“Mobile communication technologies offer the possibility of connecting with other anywhere and anytime.” (Ugur, 2013, p. 50) Moving forward, designers need to be increasingly aware of the impact and growth of smartphones, and mobile communication. People are mobile, and as we are mobile we experience more connected devices and spaces. “The mobile phone is the ideal platform for these rich, contextual experiences.” (Barret, 2014, pg. 1) This will change how we communicate and share information with one another. “The mobile device must be able to sense where a user is and facilitate actions situated in an immediate, living moment of experience defined by real places and times, by real states of being.” (Barret, 2014, pg. 17) Designers must be aware of this factor of mobility and account for this in their designs by taking “advantage of the necessary and sufficient elements of that physically situated experience: location, time, visual, and auditory characteristics.” (Barret, 2014, pg. 18) For example, “a workout application that offered a range of instructional and archival tools for individual workouts but was also a tool for sharing your workout stats with coaches or team members or friends in another city as a way of finding new workouts from trusted sources while at the gym.” (Barret, 2014, pg. 19) This version of the application takes advantage of the increased mobility by allowing users to share information about workouts and communicate with likeminded people right from the gym. Mobile designs should account for “everything going on around the device and how particular on-screen interactions fit into larger social or place-based interactions.” (Barret, 2014, pg. 21)

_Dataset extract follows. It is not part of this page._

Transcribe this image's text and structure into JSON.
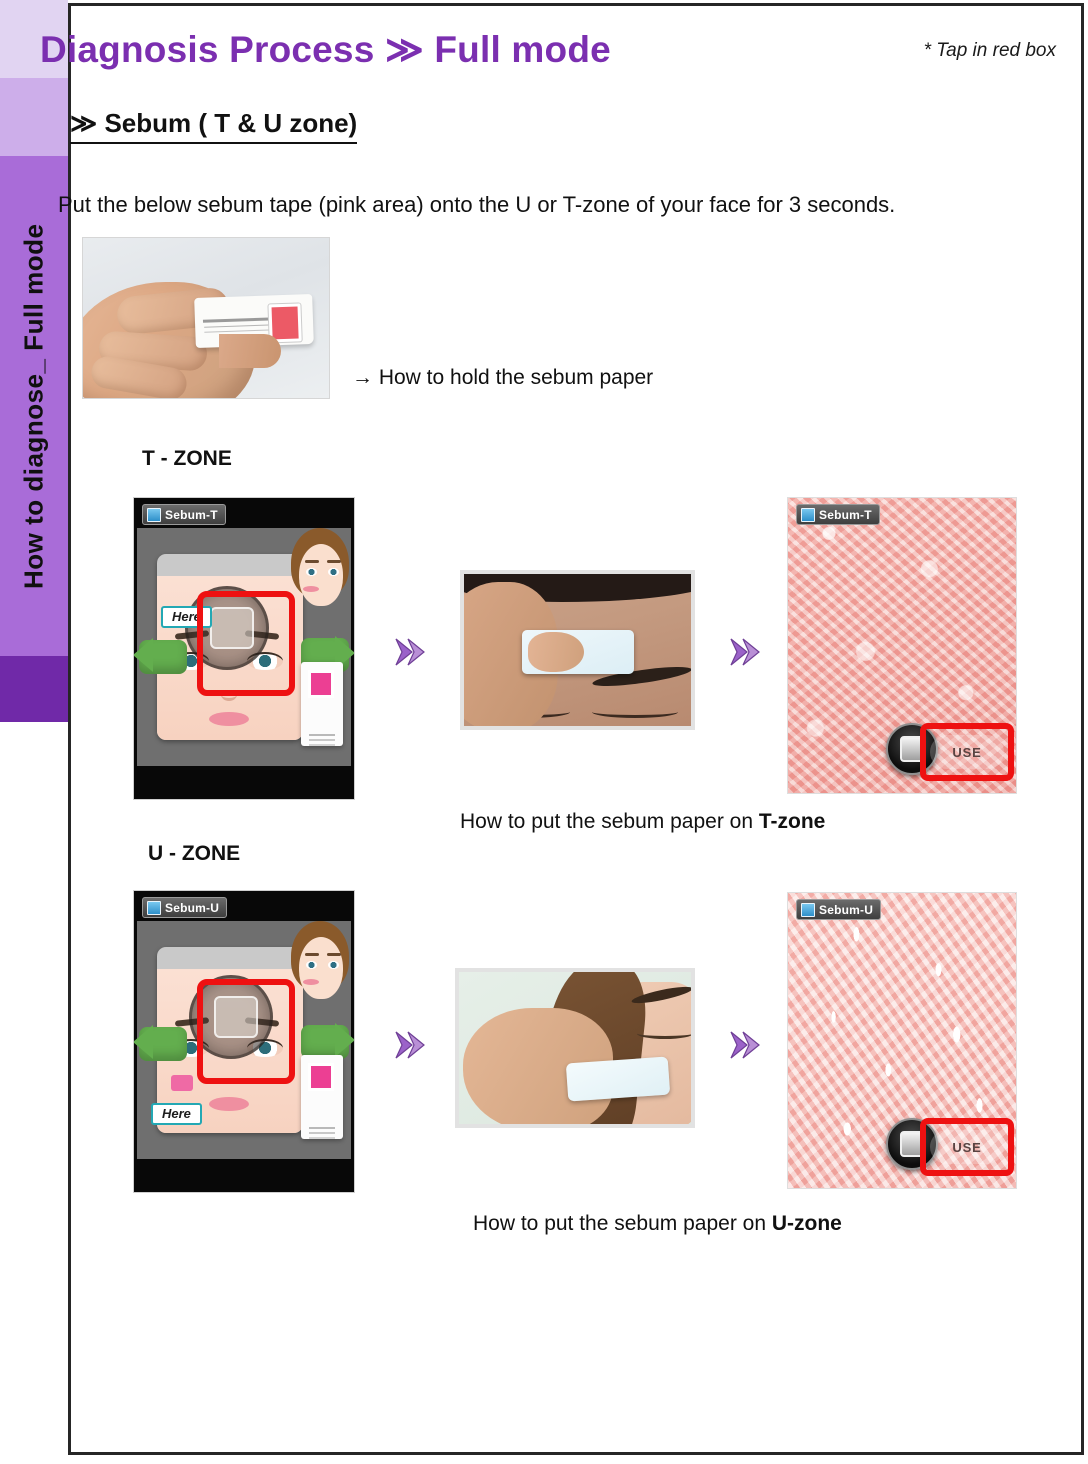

Emerging Technology: AR/VR, Wearables, Internet of Things, Voice Interfaces
Adding to the mobile movement, new technologies are emerging from augmented reality and virtual reality to wearables and the internet of things. Even more we will be able to replicate the non-verbal cues and richness of face-to-face communication through TMC. (Ugur, 2013) Augmented reality and virtual reality can place us face-to-face and in the same space with others around the world. Wearables will allow us to feel closer to our loved ones as we can monitor and share information right from our body. (Ugur, 2013) While most of these technologies are in their infancy, designers should be aware of upcoming trends by researching the technology and talking to potential users about their expectations for the technologies in their day-to-day communications.
“New communication technologies can open new avenues to express emotions and change the traditional social norms and habits.” “Wearable technology can be used in mediated communication in order to detect, express and regulate emotions.” (Ugur, 2013, p. 51) Designers can take advantage of these abilities of new technologies through KUIs (Kinetic User Interfaces) capturing user’s motions and behavior to create engaging interactions. (Ugur, 2013, p. 51) In addition, designers can take advantage of colors and shapes to convey emotions and elicit emotional responses. Through new technology, KUIs, and KOIs (Kinetic Organic Interfaces) the body can become a dynamic display that designers can capitalize on through pre-designed movements and behaviors to facilitate human communication and the sharing of information. (Ugur, 2013, p. 51)
Stay tuned for part the eighth and final part! Did you miss a part? Check out the full series here: Design for Communication.